The insatiable demand for cheap cotton by the textile mills of Great Britain and New England encouraged the expansion of slavery and cotton production into the interior American South. In these fertile lands, American Indian tribes had practiced agriculture for over 1,000 years. The fertile soils of the “Black Belt” through Alabama and Mississippi became the foundation of King Cotton’s realm. But, planters stretched the ecological limits of the crop as they sought their fortunes. Tennessee was the northernmost outpost of cotton production in the antebellum South. But the climate here allowed for only a narrow window of success in planting this cash crop.
Andrew Jackson knew he would have to quit depending on cotton for his income. The land was wearing out, the price of cotton was falling and the barely long enough growing season made it a great risk.
“ … We must change our culture in part from cotton and turn our attention to stock, hemp, and perhaps tobacco, as I am convinced from the change of the seasons we must not depend on the cotton crop entirely, for support.”
(Andrew Jackson to Andrew Jackson Jr, Sept. 22 1836.) By 1845, the year of Jacksonís death, he described the price of cotton as ruinous.
Andrew Jackson Junior continued growing cotton at The Hermitage, but he also diversified by investing in an ironworks and lead mine, both located in Kentucky. The plantation produced 94 bales in 1850 according to the Agricultural Census. Dairy products, especially butter, became increasingly important products for sale. In 1850, The Hermitage produced 1,000 pounds of butter.
Falling cotton prices, bad financial decisions, and natural disasters sunk Andrew Jackson Junior deeper into debt. He sold an unsuccessful plantation in Coahoma County, Mississippi, and then sold the iron works as well as the slaves that were working there. In 1856, hoping to consolidate operations at a new location on the Mississippi Gulf Coast, Andrew Jackson Junior sold The Hermitage to the State of Tennessee. The new plantation was not ready yet, so the family leased The Hermitage back from the state for two years.

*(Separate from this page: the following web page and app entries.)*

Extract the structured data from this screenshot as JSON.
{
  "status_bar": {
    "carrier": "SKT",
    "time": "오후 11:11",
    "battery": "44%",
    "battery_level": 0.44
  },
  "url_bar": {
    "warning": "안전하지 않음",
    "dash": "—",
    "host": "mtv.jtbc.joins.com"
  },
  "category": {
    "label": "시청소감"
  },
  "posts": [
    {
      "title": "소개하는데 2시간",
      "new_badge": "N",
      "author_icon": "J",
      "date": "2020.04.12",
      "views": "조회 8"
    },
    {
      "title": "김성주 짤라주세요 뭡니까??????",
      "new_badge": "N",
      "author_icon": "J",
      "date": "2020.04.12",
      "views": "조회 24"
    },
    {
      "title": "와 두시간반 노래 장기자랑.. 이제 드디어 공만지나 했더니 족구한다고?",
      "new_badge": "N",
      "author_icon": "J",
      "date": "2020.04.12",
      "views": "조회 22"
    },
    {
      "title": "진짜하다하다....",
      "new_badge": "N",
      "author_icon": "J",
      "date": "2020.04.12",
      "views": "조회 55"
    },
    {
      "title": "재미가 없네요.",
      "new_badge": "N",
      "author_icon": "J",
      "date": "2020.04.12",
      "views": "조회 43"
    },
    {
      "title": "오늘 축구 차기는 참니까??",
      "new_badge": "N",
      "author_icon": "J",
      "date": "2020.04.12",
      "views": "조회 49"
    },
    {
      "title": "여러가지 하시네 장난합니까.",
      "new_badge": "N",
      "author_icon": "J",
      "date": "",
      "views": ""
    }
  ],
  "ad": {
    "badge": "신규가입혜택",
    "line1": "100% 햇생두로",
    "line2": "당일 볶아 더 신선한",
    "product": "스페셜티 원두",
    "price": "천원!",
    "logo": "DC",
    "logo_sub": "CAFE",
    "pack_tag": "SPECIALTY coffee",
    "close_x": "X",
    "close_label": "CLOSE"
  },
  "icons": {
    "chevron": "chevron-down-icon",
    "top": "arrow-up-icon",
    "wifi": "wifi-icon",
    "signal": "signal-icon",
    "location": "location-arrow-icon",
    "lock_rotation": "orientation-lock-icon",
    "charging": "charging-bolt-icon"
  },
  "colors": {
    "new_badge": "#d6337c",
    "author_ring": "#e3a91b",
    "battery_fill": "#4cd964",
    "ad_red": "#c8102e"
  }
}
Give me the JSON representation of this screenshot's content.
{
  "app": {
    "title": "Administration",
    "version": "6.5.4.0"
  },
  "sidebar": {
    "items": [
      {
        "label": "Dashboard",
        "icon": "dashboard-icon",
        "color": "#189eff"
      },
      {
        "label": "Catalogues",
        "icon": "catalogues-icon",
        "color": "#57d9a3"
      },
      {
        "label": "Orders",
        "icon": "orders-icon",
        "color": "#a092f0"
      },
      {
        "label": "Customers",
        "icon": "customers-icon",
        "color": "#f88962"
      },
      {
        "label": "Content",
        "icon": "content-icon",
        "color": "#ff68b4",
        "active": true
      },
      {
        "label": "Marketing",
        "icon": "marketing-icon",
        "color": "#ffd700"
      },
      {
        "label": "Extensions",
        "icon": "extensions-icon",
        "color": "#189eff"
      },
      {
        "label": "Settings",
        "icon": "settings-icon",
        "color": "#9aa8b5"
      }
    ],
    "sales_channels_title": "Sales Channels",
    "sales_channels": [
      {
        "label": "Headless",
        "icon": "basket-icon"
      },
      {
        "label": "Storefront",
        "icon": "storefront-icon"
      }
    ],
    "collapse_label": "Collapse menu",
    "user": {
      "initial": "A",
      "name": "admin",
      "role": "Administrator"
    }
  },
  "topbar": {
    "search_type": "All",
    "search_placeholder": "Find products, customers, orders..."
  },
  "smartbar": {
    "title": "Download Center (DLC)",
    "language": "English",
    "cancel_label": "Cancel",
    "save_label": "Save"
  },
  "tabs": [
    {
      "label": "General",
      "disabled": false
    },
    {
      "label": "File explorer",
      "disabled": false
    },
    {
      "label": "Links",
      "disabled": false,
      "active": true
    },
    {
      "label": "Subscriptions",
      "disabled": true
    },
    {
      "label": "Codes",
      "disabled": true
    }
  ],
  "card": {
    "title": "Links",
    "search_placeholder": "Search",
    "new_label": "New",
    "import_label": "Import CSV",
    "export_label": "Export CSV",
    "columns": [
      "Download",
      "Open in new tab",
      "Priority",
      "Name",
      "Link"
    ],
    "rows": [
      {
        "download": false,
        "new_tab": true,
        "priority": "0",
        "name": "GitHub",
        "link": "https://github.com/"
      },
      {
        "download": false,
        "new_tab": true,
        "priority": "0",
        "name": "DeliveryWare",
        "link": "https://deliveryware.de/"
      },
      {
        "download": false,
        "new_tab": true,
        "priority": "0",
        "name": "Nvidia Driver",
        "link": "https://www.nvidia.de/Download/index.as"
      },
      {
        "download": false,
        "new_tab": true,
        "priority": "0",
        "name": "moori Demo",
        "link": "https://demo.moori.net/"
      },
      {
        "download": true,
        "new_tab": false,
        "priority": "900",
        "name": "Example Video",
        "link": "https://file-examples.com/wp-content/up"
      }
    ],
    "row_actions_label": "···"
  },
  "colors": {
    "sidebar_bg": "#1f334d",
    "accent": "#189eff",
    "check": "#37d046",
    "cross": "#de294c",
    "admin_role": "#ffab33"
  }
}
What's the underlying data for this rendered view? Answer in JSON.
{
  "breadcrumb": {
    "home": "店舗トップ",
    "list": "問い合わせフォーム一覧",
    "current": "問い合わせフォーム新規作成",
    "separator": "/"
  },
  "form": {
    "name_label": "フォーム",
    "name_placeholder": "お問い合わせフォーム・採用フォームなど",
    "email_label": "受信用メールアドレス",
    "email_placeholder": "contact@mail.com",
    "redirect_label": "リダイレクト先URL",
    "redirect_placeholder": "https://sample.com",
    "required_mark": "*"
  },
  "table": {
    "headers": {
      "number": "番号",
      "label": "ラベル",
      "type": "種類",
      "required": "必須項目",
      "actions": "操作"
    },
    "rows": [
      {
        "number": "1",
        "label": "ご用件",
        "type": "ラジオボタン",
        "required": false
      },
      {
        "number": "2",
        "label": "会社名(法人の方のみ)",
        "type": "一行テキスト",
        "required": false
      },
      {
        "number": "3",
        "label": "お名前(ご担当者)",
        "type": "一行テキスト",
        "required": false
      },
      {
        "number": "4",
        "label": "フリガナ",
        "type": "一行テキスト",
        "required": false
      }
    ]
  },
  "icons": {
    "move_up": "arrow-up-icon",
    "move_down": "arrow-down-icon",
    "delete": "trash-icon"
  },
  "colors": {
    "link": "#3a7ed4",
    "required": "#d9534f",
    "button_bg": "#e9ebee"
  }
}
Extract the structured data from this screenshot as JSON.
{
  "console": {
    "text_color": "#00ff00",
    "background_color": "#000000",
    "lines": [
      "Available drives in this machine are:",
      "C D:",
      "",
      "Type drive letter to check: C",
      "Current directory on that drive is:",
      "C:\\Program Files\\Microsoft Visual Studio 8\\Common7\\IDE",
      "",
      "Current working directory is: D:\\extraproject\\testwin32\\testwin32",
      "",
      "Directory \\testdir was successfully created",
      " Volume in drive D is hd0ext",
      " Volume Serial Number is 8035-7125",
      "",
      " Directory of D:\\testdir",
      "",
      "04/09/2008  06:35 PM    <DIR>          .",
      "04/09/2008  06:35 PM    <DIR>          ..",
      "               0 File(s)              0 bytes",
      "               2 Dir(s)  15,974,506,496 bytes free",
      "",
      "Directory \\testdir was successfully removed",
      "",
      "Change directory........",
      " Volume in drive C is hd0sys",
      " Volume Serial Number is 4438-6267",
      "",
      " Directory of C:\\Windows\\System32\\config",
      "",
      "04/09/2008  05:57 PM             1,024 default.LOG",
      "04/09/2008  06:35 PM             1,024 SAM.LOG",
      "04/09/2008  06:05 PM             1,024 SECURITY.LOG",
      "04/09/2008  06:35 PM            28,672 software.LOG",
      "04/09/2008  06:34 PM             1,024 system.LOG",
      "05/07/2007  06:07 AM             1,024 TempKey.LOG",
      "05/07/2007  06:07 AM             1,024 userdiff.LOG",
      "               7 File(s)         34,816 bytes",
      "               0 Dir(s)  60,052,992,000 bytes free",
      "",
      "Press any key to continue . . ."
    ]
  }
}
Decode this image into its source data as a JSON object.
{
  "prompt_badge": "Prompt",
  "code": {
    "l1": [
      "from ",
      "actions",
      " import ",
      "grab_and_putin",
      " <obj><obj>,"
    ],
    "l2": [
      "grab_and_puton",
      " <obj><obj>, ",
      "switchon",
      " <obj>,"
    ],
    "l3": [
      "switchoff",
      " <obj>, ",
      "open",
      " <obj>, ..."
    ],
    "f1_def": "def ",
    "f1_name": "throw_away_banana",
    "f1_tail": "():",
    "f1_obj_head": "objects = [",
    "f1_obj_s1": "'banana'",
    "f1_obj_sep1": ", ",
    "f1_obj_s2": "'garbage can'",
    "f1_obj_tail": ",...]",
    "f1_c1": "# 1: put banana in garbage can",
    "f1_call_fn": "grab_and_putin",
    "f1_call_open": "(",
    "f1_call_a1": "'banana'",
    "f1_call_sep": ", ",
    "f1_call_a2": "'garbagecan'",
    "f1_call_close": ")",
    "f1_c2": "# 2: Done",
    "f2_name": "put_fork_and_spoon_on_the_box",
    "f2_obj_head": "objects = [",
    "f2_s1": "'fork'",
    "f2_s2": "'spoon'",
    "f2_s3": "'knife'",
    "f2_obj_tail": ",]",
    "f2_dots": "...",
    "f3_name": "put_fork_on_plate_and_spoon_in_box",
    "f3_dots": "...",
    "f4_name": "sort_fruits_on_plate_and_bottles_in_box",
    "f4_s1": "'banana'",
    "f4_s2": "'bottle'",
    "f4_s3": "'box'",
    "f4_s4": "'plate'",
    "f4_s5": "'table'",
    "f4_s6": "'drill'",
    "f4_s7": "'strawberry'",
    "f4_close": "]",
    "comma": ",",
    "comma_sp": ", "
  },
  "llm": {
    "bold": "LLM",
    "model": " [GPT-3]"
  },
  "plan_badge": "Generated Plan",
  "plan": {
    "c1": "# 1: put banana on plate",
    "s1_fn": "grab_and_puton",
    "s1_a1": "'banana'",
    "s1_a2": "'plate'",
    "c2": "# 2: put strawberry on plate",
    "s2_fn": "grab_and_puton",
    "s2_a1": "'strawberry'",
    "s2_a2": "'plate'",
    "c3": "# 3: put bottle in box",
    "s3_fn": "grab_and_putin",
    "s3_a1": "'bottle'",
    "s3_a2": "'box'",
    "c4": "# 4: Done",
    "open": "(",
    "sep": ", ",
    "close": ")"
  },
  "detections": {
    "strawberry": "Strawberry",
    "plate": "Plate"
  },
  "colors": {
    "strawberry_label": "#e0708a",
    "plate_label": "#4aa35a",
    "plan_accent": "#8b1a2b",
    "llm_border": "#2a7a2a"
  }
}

With the family’s absence, agriculture at The Hermitage came to a near halt in the years just before the Civil War. There is no entry for The Hermitage in the Agricultural Census of 1860. However, the new venture in Mississippi failed too and in the fall of 1860, the Jacksons returned to The Hermitage as tenants. A few months later, the Civil War began.
From Plantation to Farm
By the 1870 Agricultural Census, agriculture at The Hermitage had changed radically. The enslaved gained their freedom and most had moved away. Andrew Jackson Junior died in 1865 and his son Samuel died of wounds suffered at the Battle of Chickamauga. Sarah Jackson, her son Andrew Jackson III, tenant farmers, and a few day laborers farmed The Hermitage. The Jacksons reported no cotton production at all in 1870 and 1880. Livestock and grain production were greatly reduced. They produced 500 pounds of butter in 1870, half the production of 1850. Alfred Jackson, a former slave who remained at The Hermitage as tenant farmer, produced one bale of cotton in 1870 and two bales in 1880. Most of his 40 acres were devoted to subsistence farming for his family.
When the Tennessee Confederate Soldiers’ Home was established in 1889, able-bodied residents assisted in farming The Hermitage to produce food for the home. When the Soldiers’ Home closed in 1933, the Ladies’ Hermitage Association hired workers to farm the land to help support the museum. A small farming and cattle breeding operation continued at The Hermitage through the 1980s. Today, row crops, such as corn, wheat, and soybeans as well as hay are grown on the Hermitage farm. A small heard of Belted Galloway cattle, chickens, and guinea fowl highlight the agricultural history of The Hermitage.